Of all the injuries Earl Moncrieff suffered in the terrible, head-on car collision, the trauma to his left hand was the worst. The throbbing, constant pain often crescendoed without warning, as if someone had suddenly banged his hand with a sledgehammer. Years after the crash, he would cry out and drop to his knees in the middle of the supermarket.
But there was one problem that prevented doctors from treating him: Moncrieff no longer had a left hand.
Along with much of his left arm, it had been all but severed in the accident. Although doctors initially reattached the arm, they eventually realized Moncrieff would never regain use of the limb. In 1996, they cut it off several inches above the elbow, hoping to ease his pain.
Instead, something strange happened: The agony worsened. It was as if his body was playing an eerie trick on him. He could still feel his arm and the outline of each of his fingers as clearly, as sharply, as before. Phantom pain, the doctors called it.
Moncrieff, who owns a cattle and grain farm in a small town outside Calgary, Canada, had to stop working. He gulped narcotics every few hours, and rested heated bags of grain on the stump below his left shoulder. Nothing helped -- nor could any of the dozens of specialists in Canada that Moncrieff sought out.

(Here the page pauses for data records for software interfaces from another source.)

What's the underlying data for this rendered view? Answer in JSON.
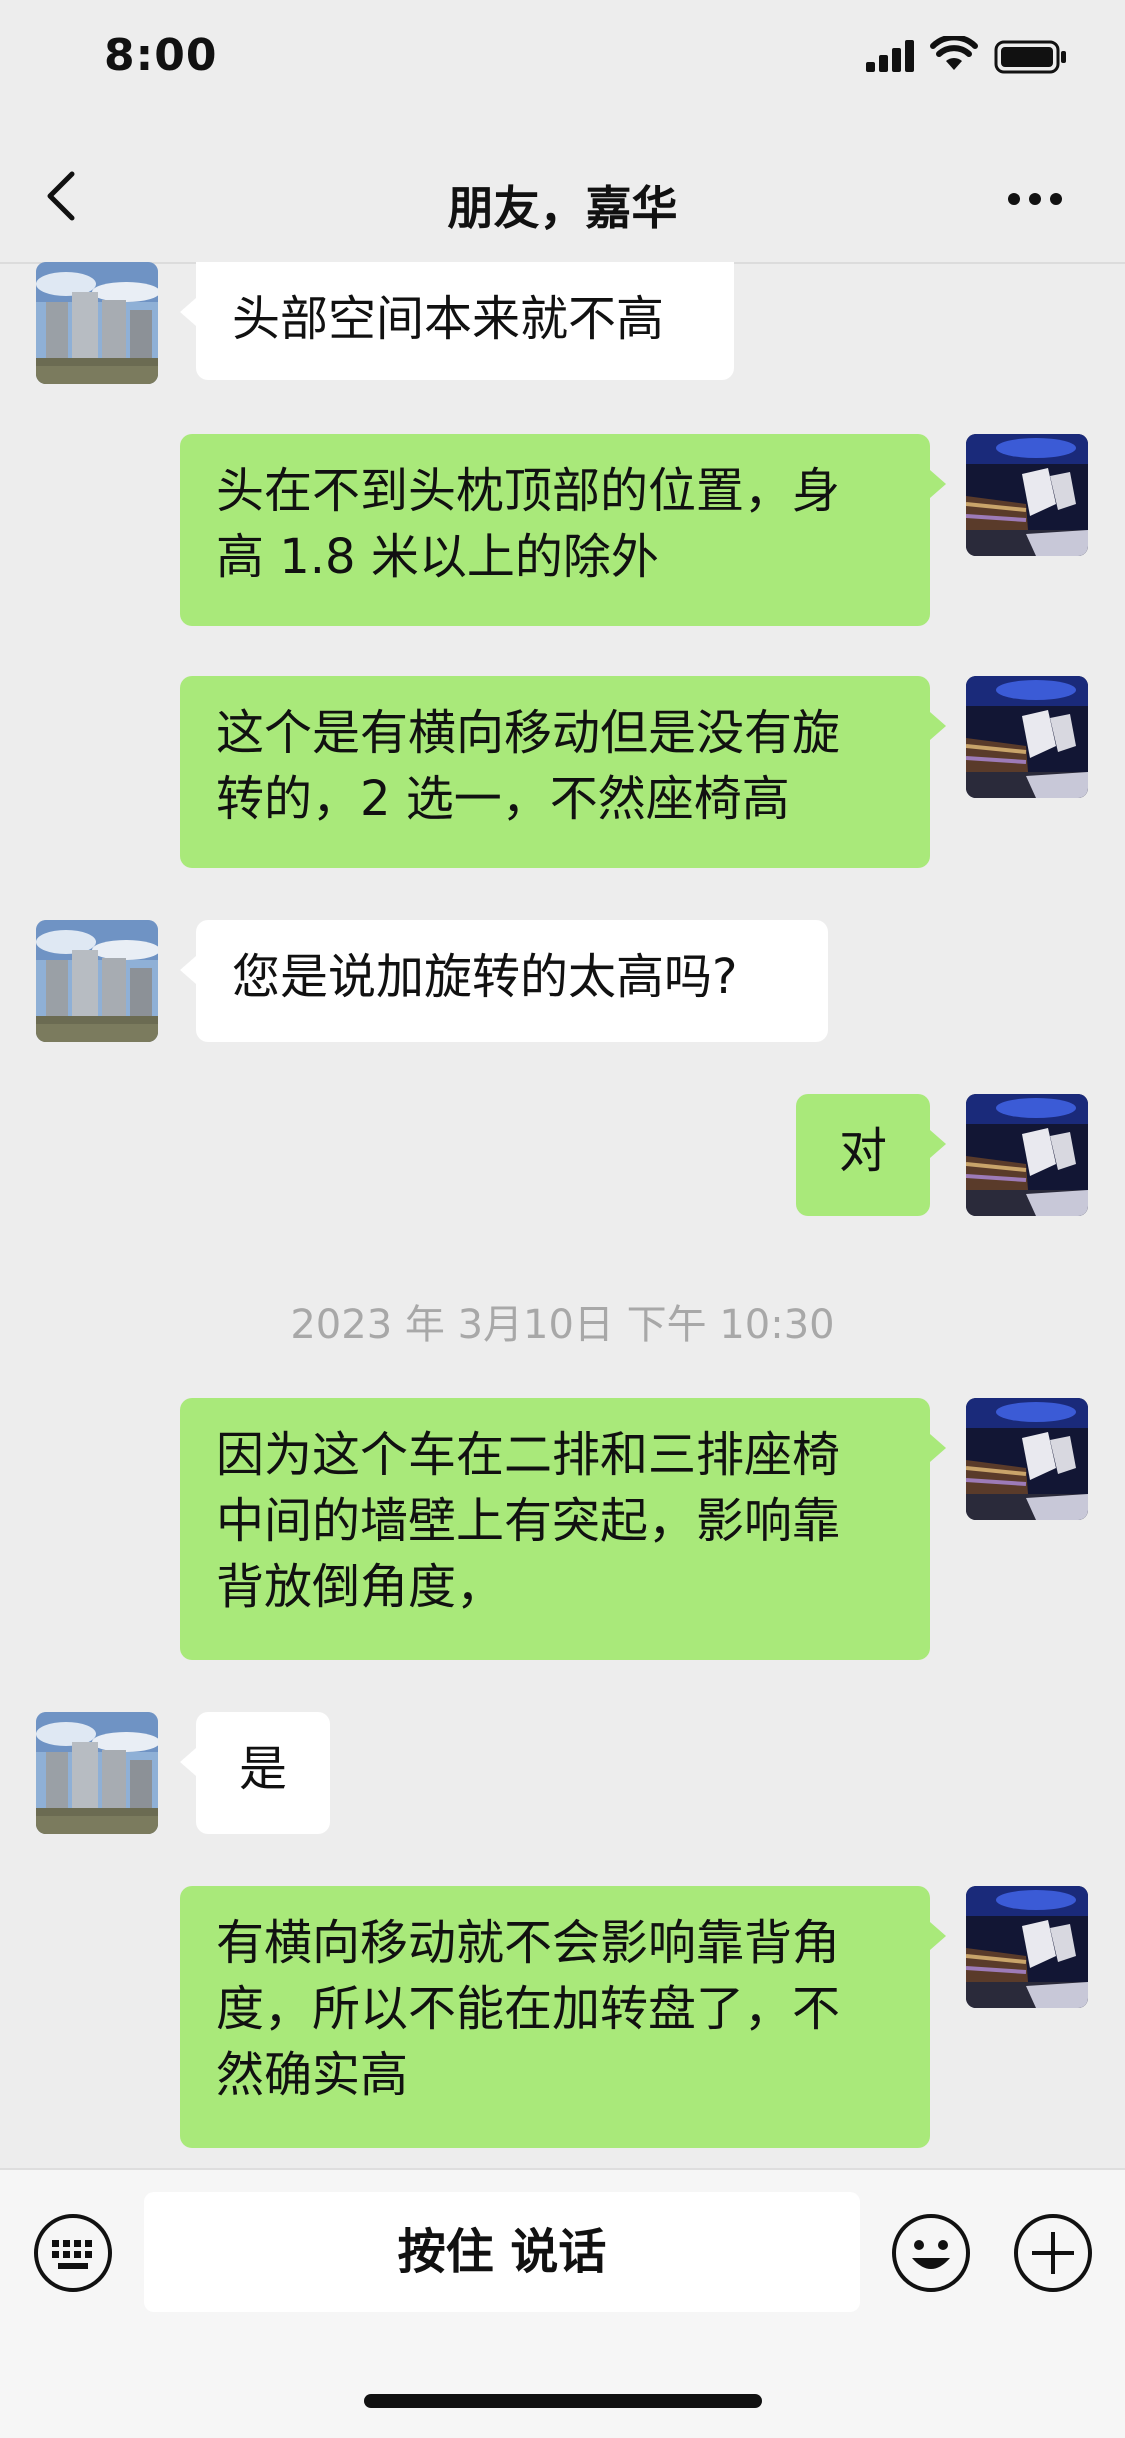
{
  "status_bar": {
    "time": "8:00"
  },
  "header": {
    "title": "朋友，嘉华"
  },
  "messages": [
    {
      "text": "头部空间本来就不高"
    },
    {
      "line1": "头在不到头枕顶部的位置，身",
      "line2": "高 1.8 米以上的除外"
    },
    {
      "line1": "这个是有横向移动但是没有旋",
      "line2": "转的，2 选一，不然座椅高"
    },
    {
      "text": "您是说加旋转的太高吗?"
    },
    {
      "text": "对"
    },
    {
      "line1": "因为这个车在二排和三排座椅",
      "line2": "中间的墙壁上有突起，影响靠",
      "line3": "背放倒角度，"
    },
    {
      "text": "是"
    },
    {
      "line1": "有横向移动就不会影响靠背角",
      "line2": "度，所以不能在加转盘了，不",
      "line3": "然确实高"
    }
  ],
  "timestamp": "2023 年 3月10日 下午 10:30",
  "input_bar": {
    "voice_label": "按住 说话"
  },
  "colors": {
    "background": "#ededed",
    "outgoing_bubble": "#a9e97a",
    "incoming_bubble": "#ffffff"
  },
  "icons": {
    "back": "chevron-left-icon",
    "more": "more-icon",
    "keyboard": "keyboard-icon",
    "emoji": "emoji-icon",
    "plus": "plus-icon",
    "signal": "signal-icon",
    "wifi": "wifi-icon",
    "battery": "battery-icon"
  }
}
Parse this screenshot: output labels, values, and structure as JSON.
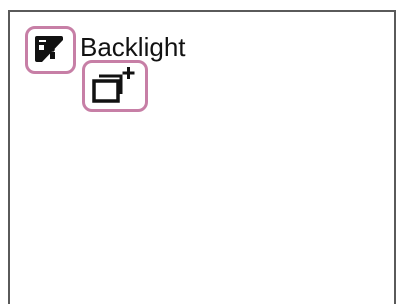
{
  "scene": {
    "label": "Backlight",
    "icon": "backlight-scene-icon"
  },
  "indicator": {
    "icon": "multi-frame-nr-icon"
  },
  "colors": {
    "highlight": "#c77fa6",
    "frame": "#5a5a5a",
    "text": "#111111"
  }
}
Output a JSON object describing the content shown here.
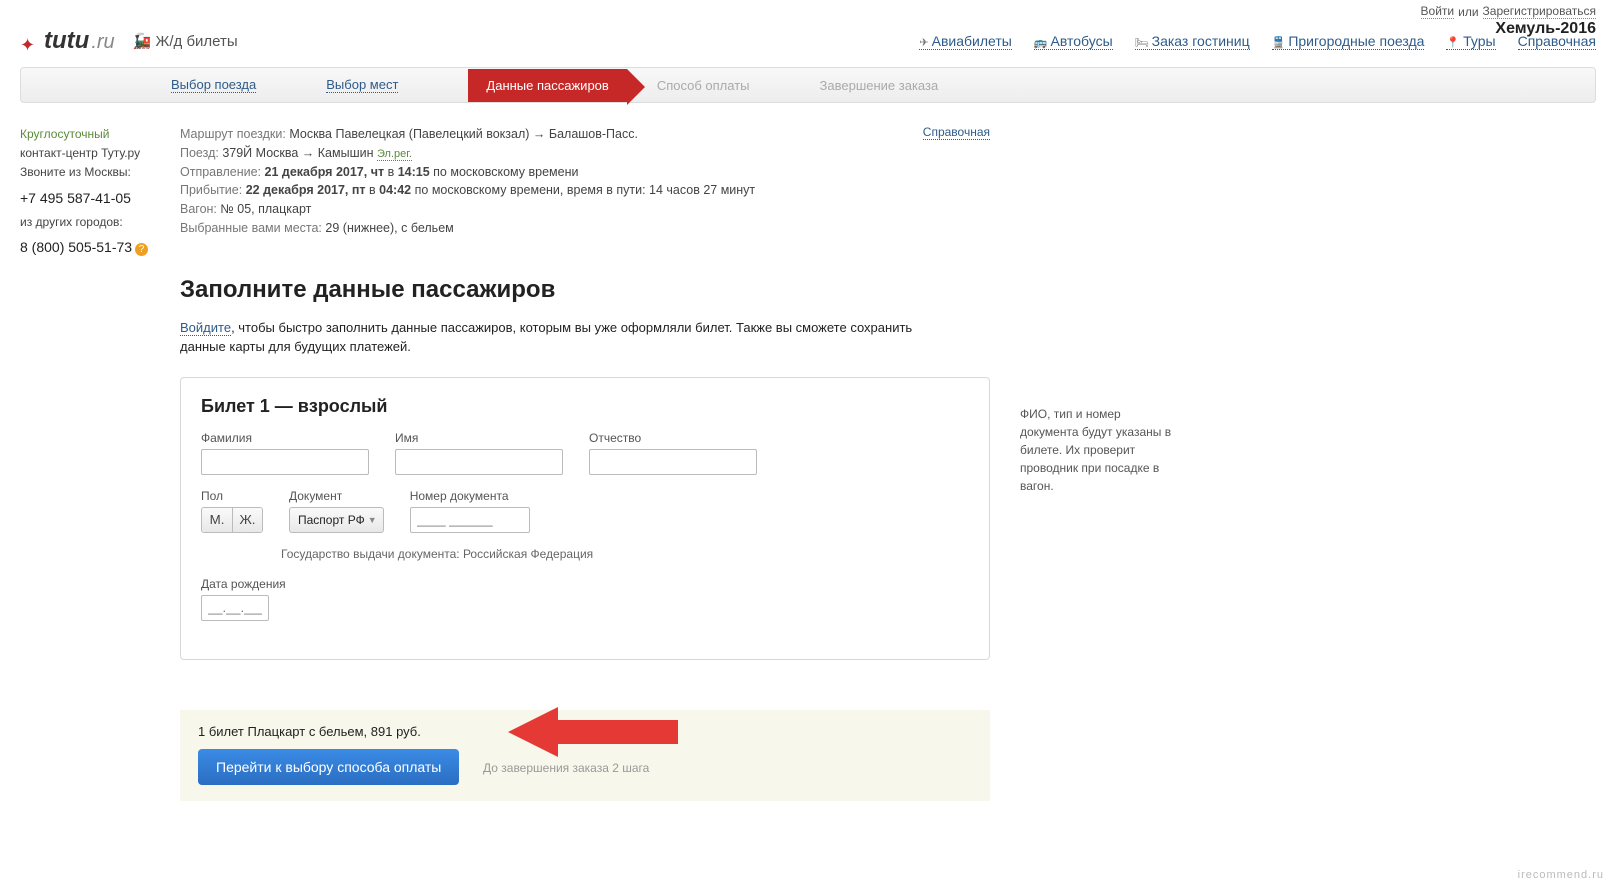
{
  "top": {
    "login": "Войти",
    "or": "или",
    "register": "Зарегистрироваться"
  },
  "annotation": "Хемуль-2016",
  "logo": {
    "tutu": "tutu",
    "ru": ".ru"
  },
  "section": "Ж/д билеты",
  "nav": {
    "avia": "Авиабилеты",
    "bus": "Автобусы",
    "hotel": "Заказ гостиниц",
    "suburban": "Пригородные поезда",
    "tours": "Туры",
    "help": "Справочная"
  },
  "steps": {
    "s1": "Выбор поезда",
    "s2": "Выбор мест",
    "s3": "Данные пассажиров",
    "s4": "Способ оплаты",
    "s5": "Завершение заказа"
  },
  "sidebar": {
    "green": "Круглосуточный",
    "center": "контакт-центр Туту.ру",
    "from_moscow": "Звоните из Москвы:",
    "phone1": "+7 495 587-41-05",
    "other": "из других городов:",
    "phone2": "8 (800) 505-51-73"
  },
  "help_link": "Справочная",
  "trip": {
    "route_lbl": "Маршрут поездки:",
    "route_val": "Москва Павелецкая (Павелецкий вокзал) → Балашов-Пасс.",
    "train_lbl": "Поезд:",
    "train_val": "379Й Москва → Камышин",
    "ereg": "Эл.рег.",
    "dep_lbl": "Отправление:",
    "dep_bold": "21 декабря 2017, чт",
    "dep_in": "в",
    "dep_time": "14:15",
    "dep_tail": "по московскому времени",
    "arr_lbl": "Прибытие:",
    "arr_bold": "22 декабря 2017, пт",
    "arr_in": "в",
    "arr_time": "04:42",
    "arr_tail": "по московскому времени, время в пути: 14 часов 27 минут",
    "wagon_lbl": "Вагон:",
    "wagon_val": "№ 05, плацкарт",
    "seats_lbl": "Выбранные вами места:",
    "seats_val": "29 (нижнее), с бельем"
  },
  "heading": "Заполните данные пассажиров",
  "login_hint": {
    "link": "Войдите",
    "text": ", чтобы быстро заполнить данные пассажиров, которым вы уже оформляли билет. Также вы сможете сохранить данные карты для будущих платежей."
  },
  "ticket": {
    "title": "Билет 1 — взрослый",
    "lastname": "Фамилия",
    "firstname": "Имя",
    "patronym": "Отчество",
    "gender": "Пол",
    "gender_m": "М.",
    "gender_f": "Ж.",
    "doc": "Документ",
    "doc_val": "Паспорт РФ",
    "doc_num": "Номер документа",
    "doc_placeholder": "____ ______",
    "issuer": "Государство выдачи документа: Российская Федерация",
    "dob": "Дата рождения",
    "dob_placeholder": "__.__.____"
  },
  "aside_tip": "ФИО, тип и номер документа будут указаны в билете. Их проверит проводник при посадке в вагон.",
  "checkout": {
    "summary": "1 билет Плацкарт с бельем, 891 руб.",
    "button": "Перейти к выбору способа оплаты",
    "remain": "До завершения заказа 2 шага"
  },
  "watermark": "irecommend.ru"
}
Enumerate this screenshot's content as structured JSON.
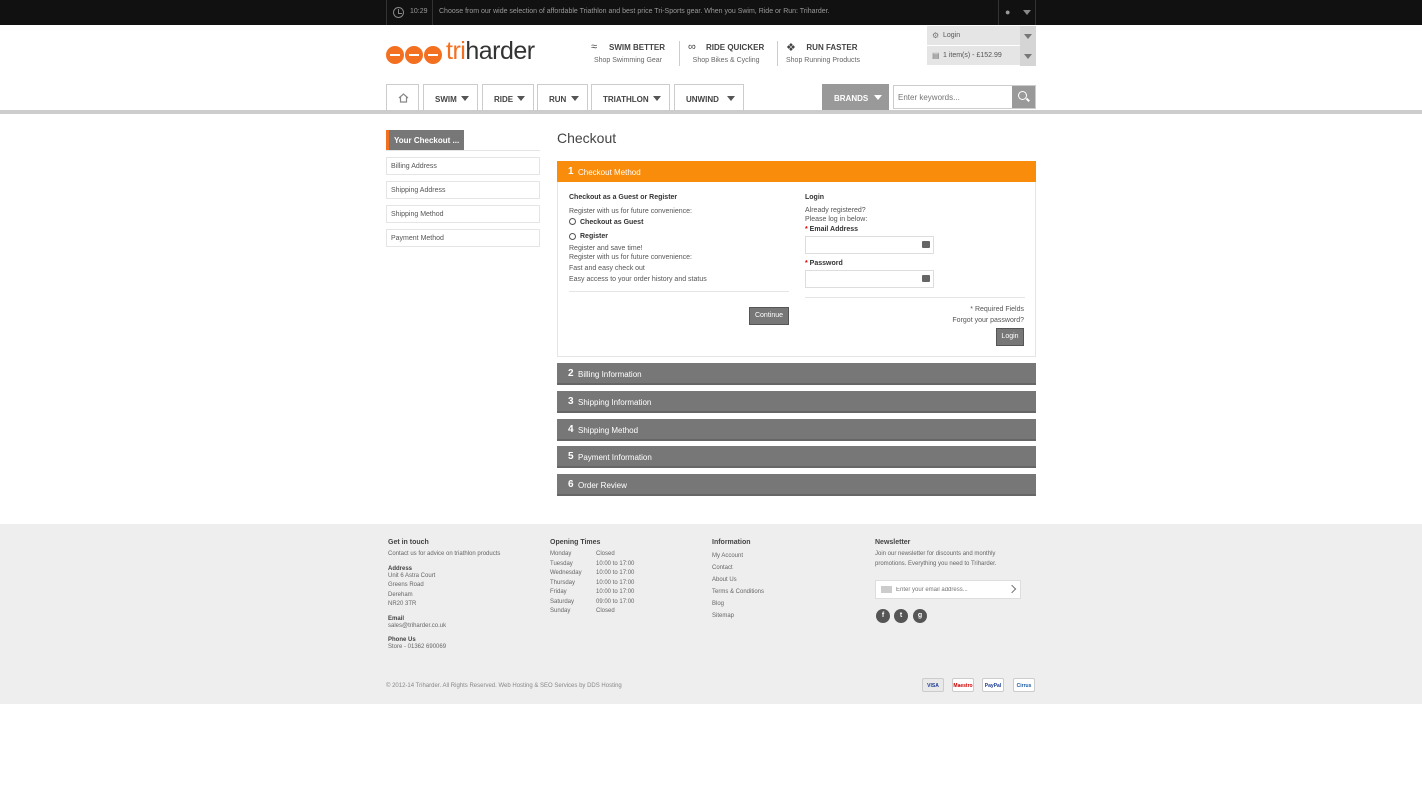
{
  "topbar": {
    "time": "10:29",
    "message": "Choose from our wide selection of affordable Triathlon and best price Tri-Sports gear. When you Swim, Ride or Run: Triharder."
  },
  "logo": {
    "prefix": "tri",
    "suffix": "harder"
  },
  "usps": [
    {
      "title": "SWIM BETTER",
      "sub": "Shop Swimming Gear"
    },
    {
      "title": "RIDE QUICKER",
      "sub": "Shop Bikes & Cycling"
    },
    {
      "title": "RUN FASTER",
      "sub": "Shop Running Products"
    }
  ],
  "account": {
    "login": "Login",
    "cart": "1 item(s) - £152.99"
  },
  "nav": {
    "items": [
      "SWIM",
      "RIDE",
      "RUN",
      "TRIATHLON",
      "UNWIND"
    ],
    "brands": "BRANDS",
    "search_placeholder": "Enter keywords..."
  },
  "sidebar": {
    "title": "Your Checkout ...",
    "links": [
      "Billing Address",
      "Shipping Address",
      "Shipping Method",
      "Payment Method"
    ]
  },
  "checkout": {
    "title": "Checkout",
    "step1": {
      "num": "1",
      "label": "Checkout Method"
    },
    "guest": {
      "heading": "Checkout as a Guest or Register",
      "intro": "Register with us for future convenience:",
      "opt_guest": "Checkout as Guest",
      "opt_register": "Register",
      "save_time": "Register and save time!",
      "convenience": "Register with us for future convenience:",
      "fast": "Fast and easy check out",
      "access": "Easy access to your order history and status",
      "continue": "Continue"
    },
    "login": {
      "heading": "Login",
      "already": "Already registered?",
      "please": "Please log in below:",
      "email_label": "Email Address",
      "password_label": "Password",
      "required": "* Required Fields",
      "forgot": "Forgot your password?",
      "button": "Login"
    },
    "steps": [
      {
        "num": "2",
        "label": "Billing Information"
      },
      {
        "num": "3",
        "label": "Shipping Information"
      },
      {
        "num": "4",
        "label": "Shipping Method"
      },
      {
        "num": "5",
        "label": "Payment Information"
      },
      {
        "num": "6",
        "label": "Order Review"
      }
    ]
  },
  "footer": {
    "touch": {
      "heading": "Get in touch",
      "advice": "Contact us for advice on triathlon products",
      "address_h": "Address",
      "address": [
        "Unit 6 Astra Court",
        "Greens Road",
        "Dereham",
        "NR20 3TR"
      ],
      "email_h": "Email",
      "email": "sales@triharder.co.uk",
      "phone_h": "Phone Us",
      "phone": "Store - 01362 690069"
    },
    "opening": {
      "heading": "Opening Times",
      "days": [
        [
          "Monday",
          "Closed"
        ],
        [
          "Tuesday",
          "10:00 to 17:00"
        ],
        [
          "Wednesday",
          "10:00 to 17:00"
        ],
        [
          "Thursday",
          "10:00 to 17:00"
        ],
        [
          "Friday",
          "10:00 to 17:00"
        ],
        [
          "Saturday",
          "09:00 to 17:00"
        ],
        [
          "Sunday",
          "Closed"
        ]
      ]
    },
    "info": {
      "heading": "Information",
      "links": [
        "My Account",
        "Contact",
        "About Us",
        "Terms & Conditions",
        "Blog",
        "Sitemap"
      ]
    },
    "newsletter": {
      "heading": "Newsletter",
      "text1": "Join our newsletter for discounts and monthly",
      "text2": "promotions. Everything you need to Triharder.",
      "placeholder": "Enter your email address..."
    },
    "copyright": "© 2012-14 Triharder. All Rights Reserved. Web Hosting & SEO Services by DDS Hosting",
    "cards": [
      "VISA",
      "Maestro",
      "PayPal",
      "Cirrus"
    ]
  }
}
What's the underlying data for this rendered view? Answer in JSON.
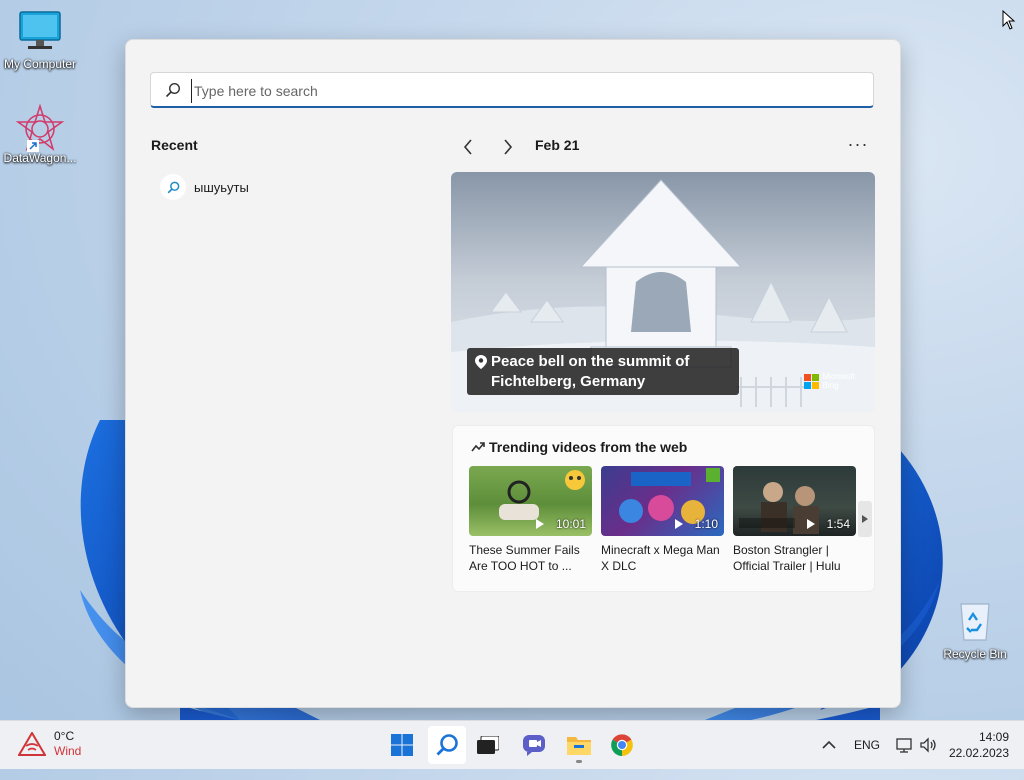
{
  "desktop": {
    "icons": [
      {
        "label": "My Computer"
      },
      {
        "label": "DataWagon..."
      },
      {
        "label": "Recycle Bin"
      }
    ]
  },
  "search": {
    "placeholder": "Type here to search",
    "value": ""
  },
  "recent": {
    "title": "Recent",
    "items": [
      {
        "label": "ышуьуты",
        "icon": "search-icon"
      }
    ]
  },
  "highlights": {
    "date": "Feb 21",
    "more_label": "···",
    "hero": {
      "caption_line1": "Peace bell on the summit of",
      "caption_line2": "Fichtelberg, Germany",
      "brand_line1": "Microsoft",
      "brand_line2": "Bing"
    }
  },
  "trending": {
    "title": "Trending videos from the web",
    "videos": [
      {
        "title_line1": "These Summer Fails",
        "title_line2": "Are TOO HOT to ...",
        "duration": "10:01"
      },
      {
        "title_line1": "Minecraft x Mega Man",
        "title_line2": "X DLC",
        "duration": "1:10"
      },
      {
        "title_line1": "Boston Strangler |",
        "title_line2": "Official Trailer | Hulu",
        "duration": "1:54"
      }
    ]
  },
  "taskbar": {
    "weather_temp": "0°C",
    "weather_desc": "Wind",
    "language": "ENG",
    "time": "14:09",
    "date": "22.02.2023"
  },
  "colors": {
    "accent": "#1f5fa8",
    "weather_alert": "#d13438"
  }
}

Then Moncrieff's primary doctor remembered: There was a Canadian neurosurgeon who left Calgary to work at Johns Hopkins years earlier. The neurosurgeon, Allan Belzberg, specialized in the delicate, risky area of nerves inside the spinal cord that lead to the limbs -- the area responsible for Moncrieff's pain.
Belzberg knew that the nerves, damaged in the accident, were going haywire -- sending abnormal messages that the brain interpreted as pain. The only way to cease the messages was to snuff out the nerves in a surgery that carried a risk of paralysis.
"The pain was just so bad," Moncrieff said, "I decided it had to be worth it."
The surgery was a painstaking process. Wielding a tiny electrode, Belzberg peered through a microscope and burned the spinal cord in 92 places, where scar tissue indicated nerve damage. It took five hours.
As soon as Moncrieff woke up, the neurosurgeon asked him to move his legs -- then sighed with relief.
Yesterday, in a small examining room at Hopkins, Moncrieff met with Belzberg a final time before returning to Canada. The doctor asked Moncrieff to describe his pain, on a scale of one to 10, before the surgery.
"On some days, 15," said Moncrieff, whose shirt sleeve was pinned up at the shoulder.
Losing an arm could have been devastating. Simple things, like buttoning a shirt, are now a struggle.
Moncrieff thinks about the simple things a lot these days -- not the things he can no longer do, but the things he can finally enjoy.
"I don't know if I'll be able to farm again," he said, "but just being able to enjoy life again. ... Just to be able to walk without hurting."
He can drive again, now that narcotics no longer cloud his brain, and take his wife to the movies, and play with his three grandchildren. He imagines a future, different from what he once envisioned, perhaps, but still filled with possibility, and he smiles.
Pub Date: 2/09/99